They prefer to be allowed to become moderately dry in between waterings and require only a moderate amount of care overall.
Cast Iron Plant
Cast Iron Plant The Cast Iron Plant, also known as Aspidistra elatior, is exceptionally hardy and can thrive under conditions of low light and neglect.
If the soil is dry, you should water it, but you should take care not to overwater it.
Ficus lyrata, sometimes known as the fiddle leaf fig, is a popular plant due to the enormous, glossy leaves that it produces.
They do best in soil that has good drainage and require bright, indirect light. Before completely watering, you should give the top few inches of soil a chance to dry off.

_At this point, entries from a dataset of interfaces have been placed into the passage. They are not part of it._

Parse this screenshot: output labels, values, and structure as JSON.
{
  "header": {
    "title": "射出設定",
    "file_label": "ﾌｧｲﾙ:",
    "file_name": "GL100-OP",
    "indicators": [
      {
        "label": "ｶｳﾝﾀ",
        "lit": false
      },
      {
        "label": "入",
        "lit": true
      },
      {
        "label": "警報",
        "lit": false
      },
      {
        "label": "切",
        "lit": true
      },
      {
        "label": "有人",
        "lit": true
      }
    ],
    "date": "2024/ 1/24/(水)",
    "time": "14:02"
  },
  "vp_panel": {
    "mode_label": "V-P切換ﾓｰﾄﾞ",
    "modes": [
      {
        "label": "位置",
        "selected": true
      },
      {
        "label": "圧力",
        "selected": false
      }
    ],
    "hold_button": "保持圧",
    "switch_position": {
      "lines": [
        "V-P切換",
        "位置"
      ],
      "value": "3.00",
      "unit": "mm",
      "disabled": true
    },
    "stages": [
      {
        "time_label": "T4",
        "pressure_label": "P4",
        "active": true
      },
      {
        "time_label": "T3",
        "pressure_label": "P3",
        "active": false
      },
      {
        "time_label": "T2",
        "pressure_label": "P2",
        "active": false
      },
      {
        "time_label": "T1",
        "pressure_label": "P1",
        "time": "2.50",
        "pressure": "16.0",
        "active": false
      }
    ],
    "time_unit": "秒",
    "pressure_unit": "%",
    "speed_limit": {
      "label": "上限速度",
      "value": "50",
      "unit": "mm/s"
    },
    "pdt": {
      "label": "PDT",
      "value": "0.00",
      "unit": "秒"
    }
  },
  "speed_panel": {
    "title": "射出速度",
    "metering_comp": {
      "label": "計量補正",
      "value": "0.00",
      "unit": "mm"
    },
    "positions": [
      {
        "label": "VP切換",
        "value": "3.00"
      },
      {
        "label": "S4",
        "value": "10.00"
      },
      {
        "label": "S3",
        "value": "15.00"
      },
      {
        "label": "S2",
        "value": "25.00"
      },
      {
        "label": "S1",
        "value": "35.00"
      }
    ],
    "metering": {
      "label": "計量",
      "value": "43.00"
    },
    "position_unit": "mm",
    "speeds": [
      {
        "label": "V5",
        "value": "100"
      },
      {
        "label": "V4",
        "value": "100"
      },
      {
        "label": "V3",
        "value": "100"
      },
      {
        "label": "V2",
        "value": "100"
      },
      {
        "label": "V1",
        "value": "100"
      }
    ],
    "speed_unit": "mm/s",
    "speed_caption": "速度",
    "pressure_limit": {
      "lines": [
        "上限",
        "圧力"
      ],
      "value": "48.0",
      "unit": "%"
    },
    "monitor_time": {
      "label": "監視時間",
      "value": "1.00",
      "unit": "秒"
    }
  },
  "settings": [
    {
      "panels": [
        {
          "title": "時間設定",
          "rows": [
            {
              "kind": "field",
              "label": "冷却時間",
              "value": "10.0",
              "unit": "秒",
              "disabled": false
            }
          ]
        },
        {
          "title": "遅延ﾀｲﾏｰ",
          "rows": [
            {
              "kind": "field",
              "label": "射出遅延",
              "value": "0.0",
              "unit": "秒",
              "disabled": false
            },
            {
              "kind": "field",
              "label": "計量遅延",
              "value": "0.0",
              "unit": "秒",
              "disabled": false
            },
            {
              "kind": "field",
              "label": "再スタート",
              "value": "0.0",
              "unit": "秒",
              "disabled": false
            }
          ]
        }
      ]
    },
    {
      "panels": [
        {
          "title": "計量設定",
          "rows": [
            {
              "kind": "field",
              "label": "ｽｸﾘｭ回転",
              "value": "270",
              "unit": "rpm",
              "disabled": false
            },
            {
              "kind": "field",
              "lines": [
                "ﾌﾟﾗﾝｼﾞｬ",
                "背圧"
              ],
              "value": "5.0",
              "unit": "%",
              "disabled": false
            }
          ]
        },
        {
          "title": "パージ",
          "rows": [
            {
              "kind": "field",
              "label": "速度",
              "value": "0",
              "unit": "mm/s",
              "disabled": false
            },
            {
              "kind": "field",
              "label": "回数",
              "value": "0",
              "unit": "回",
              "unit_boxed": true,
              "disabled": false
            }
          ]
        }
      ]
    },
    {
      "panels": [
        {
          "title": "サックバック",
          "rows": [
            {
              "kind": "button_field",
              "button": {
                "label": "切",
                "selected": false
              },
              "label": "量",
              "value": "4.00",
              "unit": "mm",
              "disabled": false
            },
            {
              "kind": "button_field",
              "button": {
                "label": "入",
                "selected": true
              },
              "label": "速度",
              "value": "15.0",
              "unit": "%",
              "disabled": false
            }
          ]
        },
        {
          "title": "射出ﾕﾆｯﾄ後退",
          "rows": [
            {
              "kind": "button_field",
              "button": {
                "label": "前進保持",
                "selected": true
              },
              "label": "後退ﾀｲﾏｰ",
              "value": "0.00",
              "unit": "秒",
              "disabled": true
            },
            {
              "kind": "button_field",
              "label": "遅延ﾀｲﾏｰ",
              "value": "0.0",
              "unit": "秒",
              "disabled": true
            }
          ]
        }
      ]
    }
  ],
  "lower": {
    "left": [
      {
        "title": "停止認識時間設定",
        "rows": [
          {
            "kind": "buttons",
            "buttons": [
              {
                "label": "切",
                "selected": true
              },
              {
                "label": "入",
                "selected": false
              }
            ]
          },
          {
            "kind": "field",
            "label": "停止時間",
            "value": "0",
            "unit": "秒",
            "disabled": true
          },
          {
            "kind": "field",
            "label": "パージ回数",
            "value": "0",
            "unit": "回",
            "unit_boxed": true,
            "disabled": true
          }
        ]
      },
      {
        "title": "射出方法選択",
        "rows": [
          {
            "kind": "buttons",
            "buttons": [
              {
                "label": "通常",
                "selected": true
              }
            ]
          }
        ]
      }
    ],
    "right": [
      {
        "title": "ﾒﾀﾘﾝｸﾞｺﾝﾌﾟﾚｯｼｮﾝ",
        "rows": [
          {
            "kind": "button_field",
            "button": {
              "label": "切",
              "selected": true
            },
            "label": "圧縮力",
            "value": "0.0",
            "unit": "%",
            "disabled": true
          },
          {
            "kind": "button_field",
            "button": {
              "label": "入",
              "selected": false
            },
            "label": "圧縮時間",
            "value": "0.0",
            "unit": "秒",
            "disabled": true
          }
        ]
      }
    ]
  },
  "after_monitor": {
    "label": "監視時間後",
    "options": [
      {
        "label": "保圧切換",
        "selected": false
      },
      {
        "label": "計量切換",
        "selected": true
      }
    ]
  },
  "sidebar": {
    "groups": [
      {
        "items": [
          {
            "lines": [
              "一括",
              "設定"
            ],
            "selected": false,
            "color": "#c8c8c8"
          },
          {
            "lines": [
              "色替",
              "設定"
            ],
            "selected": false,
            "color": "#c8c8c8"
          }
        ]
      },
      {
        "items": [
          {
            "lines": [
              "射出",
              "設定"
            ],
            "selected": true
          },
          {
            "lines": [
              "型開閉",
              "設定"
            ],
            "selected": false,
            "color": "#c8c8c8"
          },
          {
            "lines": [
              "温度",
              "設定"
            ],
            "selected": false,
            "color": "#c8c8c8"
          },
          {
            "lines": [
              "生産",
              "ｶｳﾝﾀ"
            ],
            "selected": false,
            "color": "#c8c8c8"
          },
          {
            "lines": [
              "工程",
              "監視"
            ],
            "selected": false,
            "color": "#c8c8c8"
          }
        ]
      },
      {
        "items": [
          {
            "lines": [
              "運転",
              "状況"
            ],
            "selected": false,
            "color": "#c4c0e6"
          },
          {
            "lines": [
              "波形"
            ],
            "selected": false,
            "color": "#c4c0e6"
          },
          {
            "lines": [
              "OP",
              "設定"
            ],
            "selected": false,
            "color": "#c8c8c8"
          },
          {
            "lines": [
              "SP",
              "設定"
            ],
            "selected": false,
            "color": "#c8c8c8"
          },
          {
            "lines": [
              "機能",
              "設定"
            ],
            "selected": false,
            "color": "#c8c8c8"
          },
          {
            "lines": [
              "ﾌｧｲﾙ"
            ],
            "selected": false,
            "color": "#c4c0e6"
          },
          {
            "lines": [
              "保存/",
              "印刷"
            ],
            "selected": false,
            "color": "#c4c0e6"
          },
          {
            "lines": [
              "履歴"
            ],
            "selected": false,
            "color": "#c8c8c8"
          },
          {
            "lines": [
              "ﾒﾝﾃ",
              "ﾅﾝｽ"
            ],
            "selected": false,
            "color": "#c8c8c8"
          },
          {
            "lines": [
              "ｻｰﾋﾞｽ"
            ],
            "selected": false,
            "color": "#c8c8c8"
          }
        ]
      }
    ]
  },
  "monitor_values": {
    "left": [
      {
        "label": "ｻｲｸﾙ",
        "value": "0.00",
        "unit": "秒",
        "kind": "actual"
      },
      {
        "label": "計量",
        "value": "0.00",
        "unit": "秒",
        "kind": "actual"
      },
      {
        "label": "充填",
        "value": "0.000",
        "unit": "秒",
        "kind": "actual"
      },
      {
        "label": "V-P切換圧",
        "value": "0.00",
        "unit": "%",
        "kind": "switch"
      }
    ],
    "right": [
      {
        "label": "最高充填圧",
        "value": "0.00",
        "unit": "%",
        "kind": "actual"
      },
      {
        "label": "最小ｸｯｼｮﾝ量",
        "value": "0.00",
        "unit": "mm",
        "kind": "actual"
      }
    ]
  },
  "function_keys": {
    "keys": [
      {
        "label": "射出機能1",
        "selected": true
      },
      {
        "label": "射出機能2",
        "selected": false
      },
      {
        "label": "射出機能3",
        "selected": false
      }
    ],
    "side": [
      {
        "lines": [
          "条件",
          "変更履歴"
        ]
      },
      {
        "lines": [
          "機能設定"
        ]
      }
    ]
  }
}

The Epipremnum aureum, more often known as golden pothos, is a trailing plant that is adaptable and can handle a various light conditions.
It does best when allowed to become slightly dry in between waterings and can survive in conditions ranging from high to low light levels.
Adiantum species, often known as maidenhair ferns, have fronds that are delicate and fan-shaped, lending an air of sophistication to their surroundings.
They do best in an environment with high humidity and strong, indirect light. Maintain an even moisture level in the soil, and shower the leaves on a regular basis.
Peperomias are available in a wide variety of forms and colors, and they thrive in controlled, indoor situations. They do best in indirect lighting and require watering once the top inch of soil has become completely dry.
Each of these plants will provide its own special kind of beauty and personality to the covered porch you have. You may create a rich and attractive atmosphere that is full with flourishing greenery if you are aware of their particular requirements and provide the appropriate care for them.
Thanks for reading. I hope you find it helpful.